Living right includes involving your nearest Hemophilia Treatment Center (HTC). There are 141 HTC’s located throughout the US. Find yours here. HTC’s are federally funded, comprehensive care centers designed to keep you healthy1. Use them. Get to know them. They are there for you.
Balance is best
Watching your diet is key. Extra weight, means extra stress on your joints. Don’t stress, just keep junk food to a minimum. There’s no magic food either. For example, there’s no evidence that foods high in Vitamin K prevent bleeds2.
Check out what the USDA says at MyPlate. It’s an excellent reference for finding a diet based on age and height3.
Let’s get physical
Staying active keeps muscles flexible, joints strong and your weight where it should be. Use your head, though.
With mild hemophilia, you can participate in a variety of activities. With severe hemophilia, stick to things like swimming, biking (with a helmet), walking and golf. Severe hemophiliacs should not play contact sports or activities that could lead to potential bleed-forming injuries4. So steer clear of football, hockey, wrestling and jousting. Just saying.
For more on playing it safe, check out this from the National Hemophilia Federation4.

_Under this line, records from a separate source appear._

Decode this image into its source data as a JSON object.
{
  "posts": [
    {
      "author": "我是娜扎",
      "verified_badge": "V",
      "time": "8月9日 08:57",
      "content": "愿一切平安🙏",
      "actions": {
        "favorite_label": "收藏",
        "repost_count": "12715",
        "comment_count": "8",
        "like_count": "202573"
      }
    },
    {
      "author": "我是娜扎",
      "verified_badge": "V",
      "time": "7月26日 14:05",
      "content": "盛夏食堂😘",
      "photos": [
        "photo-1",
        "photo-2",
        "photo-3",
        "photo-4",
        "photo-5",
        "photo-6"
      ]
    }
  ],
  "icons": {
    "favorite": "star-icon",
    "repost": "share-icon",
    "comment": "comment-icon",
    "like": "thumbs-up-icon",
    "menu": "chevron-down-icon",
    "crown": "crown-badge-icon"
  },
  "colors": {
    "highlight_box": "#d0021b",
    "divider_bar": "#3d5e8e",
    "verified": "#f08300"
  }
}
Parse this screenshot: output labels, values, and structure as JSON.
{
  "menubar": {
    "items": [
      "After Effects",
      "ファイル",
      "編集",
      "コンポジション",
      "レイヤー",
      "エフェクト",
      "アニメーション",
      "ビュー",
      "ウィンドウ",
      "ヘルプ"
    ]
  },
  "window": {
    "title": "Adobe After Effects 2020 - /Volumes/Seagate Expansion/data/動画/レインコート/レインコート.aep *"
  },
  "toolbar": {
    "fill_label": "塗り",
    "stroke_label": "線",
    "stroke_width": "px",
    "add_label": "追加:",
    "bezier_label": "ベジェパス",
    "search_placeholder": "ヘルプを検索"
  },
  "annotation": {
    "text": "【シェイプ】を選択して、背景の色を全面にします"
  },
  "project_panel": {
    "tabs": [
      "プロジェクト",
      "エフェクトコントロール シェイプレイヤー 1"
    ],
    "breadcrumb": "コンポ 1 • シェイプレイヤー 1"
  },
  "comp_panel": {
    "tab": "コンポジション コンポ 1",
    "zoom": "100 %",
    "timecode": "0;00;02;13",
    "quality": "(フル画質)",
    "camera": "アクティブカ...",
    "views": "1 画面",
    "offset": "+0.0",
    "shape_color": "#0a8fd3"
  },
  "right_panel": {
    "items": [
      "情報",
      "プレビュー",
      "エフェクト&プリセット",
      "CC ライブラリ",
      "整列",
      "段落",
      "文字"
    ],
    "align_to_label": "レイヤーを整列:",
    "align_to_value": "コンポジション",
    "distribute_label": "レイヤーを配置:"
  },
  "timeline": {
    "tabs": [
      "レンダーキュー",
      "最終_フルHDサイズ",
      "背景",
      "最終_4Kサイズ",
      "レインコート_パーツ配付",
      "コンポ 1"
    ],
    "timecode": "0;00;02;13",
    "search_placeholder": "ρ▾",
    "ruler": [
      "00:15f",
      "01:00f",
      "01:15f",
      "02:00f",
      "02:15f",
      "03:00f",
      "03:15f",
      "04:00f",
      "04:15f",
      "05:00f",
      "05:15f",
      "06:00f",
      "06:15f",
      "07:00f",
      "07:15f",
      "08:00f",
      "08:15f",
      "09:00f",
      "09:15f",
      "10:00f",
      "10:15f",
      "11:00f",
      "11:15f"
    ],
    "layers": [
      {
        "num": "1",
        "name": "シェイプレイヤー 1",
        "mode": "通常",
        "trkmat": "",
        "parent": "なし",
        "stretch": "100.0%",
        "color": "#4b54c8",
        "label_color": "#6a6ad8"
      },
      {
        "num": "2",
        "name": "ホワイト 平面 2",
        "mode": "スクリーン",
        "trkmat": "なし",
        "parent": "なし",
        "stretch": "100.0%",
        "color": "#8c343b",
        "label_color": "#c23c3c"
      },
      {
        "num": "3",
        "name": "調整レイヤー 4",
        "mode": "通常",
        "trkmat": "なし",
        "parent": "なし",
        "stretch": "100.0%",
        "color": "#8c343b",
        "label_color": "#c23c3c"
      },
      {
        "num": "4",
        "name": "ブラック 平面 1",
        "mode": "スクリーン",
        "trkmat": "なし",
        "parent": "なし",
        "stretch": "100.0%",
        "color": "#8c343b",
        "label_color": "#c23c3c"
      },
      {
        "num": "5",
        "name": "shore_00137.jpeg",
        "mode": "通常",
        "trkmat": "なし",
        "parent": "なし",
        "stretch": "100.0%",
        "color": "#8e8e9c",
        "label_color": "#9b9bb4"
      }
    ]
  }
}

When you travel, always pack deodorant and clean underwear. Also, if you have hemophilia A, you have to travel with proper treatment materials and understand the most up-to-date rules around having prescriptions like factor on a plane. Helpful hint: keep it in the prescription container5. Airport security usually has a thing about unknown substances, so keep a doctor's note or prescription with you, too.
It’s also a good idea to bring contact information and travel letters. Decide in advance where to go for help in case of an emergency. Before you go, find the nearest emergency room and HTC5. If you don’t have a Medic Alert ID you might want to get one6.
Here’s a good tip for travel or every day: put the code word ICE (in case of emergency) next to your loved ones, your doctor and your HTC’s contact info in your cell phone7. Emergency workers know to look for that.
Visiting the ER
If you have an injury or feel the effects of a bleed, treat first then go to the emergency room. Speaking of which, here are some times when you should definitely go to the ER9:
A head, neck, or abdominal bleed (even without prior injury)
An uncontrollable nose bleed (more than 30 minutes)
Blood in the stool or vomiting blood A lack of sensation or feeling in an arm or leg
A lack of sensation or feeling in an arm or leg
Any kind of unusual bleeding, such as in the groin
Had an accident with trauma
Uncontrollable vaginal bleeding
A suspected bleed and are not on home infusion
Home infusion but you can’t access the vein
Now that you know WHEN to go, here’s WHAT to do before and during your visit.
Advocate for yourself
Advocating for yourself in the ER is very important. If possible, check out the ER nearest your home or the one you’re most likely to go to during an emergency beforehand9.
Before any emergency ER trip, call your HTC while you’re on the way. They can help smooth out the process once you arrive. The ER staff may not know all the ins and outs of hemophilia, particularly at small hospitals9.
When you get there, let them know you have hemophilia. Don’t hide it. You need to be seen quickly, but know that ER’s must prioritize patients based on the severity of the situation. So advocate respectfully. And be prepared to tell them things like when you last infused9.
Know before you go
Some ERs will not allow you to bring factor in. Therefore, it is important that you are familiar with the procedures in your local ER9. Knowledge is power.
Sex and Relationships
When you start dating someone, you need to figure when to tell her or him about your hemophilia. Obviously that’s up to you. But don’t wait too long. You don’t want to wait until you have a bleed or an injury at the absolute wrong time8. Be safe, because it’s your life and people care about you. Our friends over at frankly.net have a lot of discussions going on about sex and relationships and whatnot, you should check them out. Tell them we sent you. Read more
1 National Hemophilia Foundation. Comprehensive medical care: hemophilia treatment centers. http://www.hemophilia.org/Researchers-Healthcare-Providers/Comprehensive-Medical-Care-Hemophilia-Treatment-Centers. Accessed June 14, 2016.
2 National Hemophilia Foundation. Caring for Your Child With Hemophilia. 2001.
3 US Department of Agriculture. https://www.choosemyplate.gov/. Accessed June 14, 2016.
4 National Hemophilia Foundation. Playing it Safe. https://www.hemophilia.org/sites/default/files/document/files/Playing-It-Safe.pdf. Accessed June 15, 2016.
5 Beckley ET. Traveling with medication. HemAware. June 2010. http://www.hemaware.org/story/traveling-medication. Accessed June 14, 2016.
6 MedicAlert® Foundation. http://www.medicalert.org. Accessed June 14, 2016.
7 Classbrain.com. ICE your cell phone. Accessed June 14, 2016.
9 World Federation of Hemophilia. Emergency Care Issues in Hemophilia. November 2007. http://www1.wfh.org/publication/files/pdf-1196.pdf. Accessed June 14, 2016.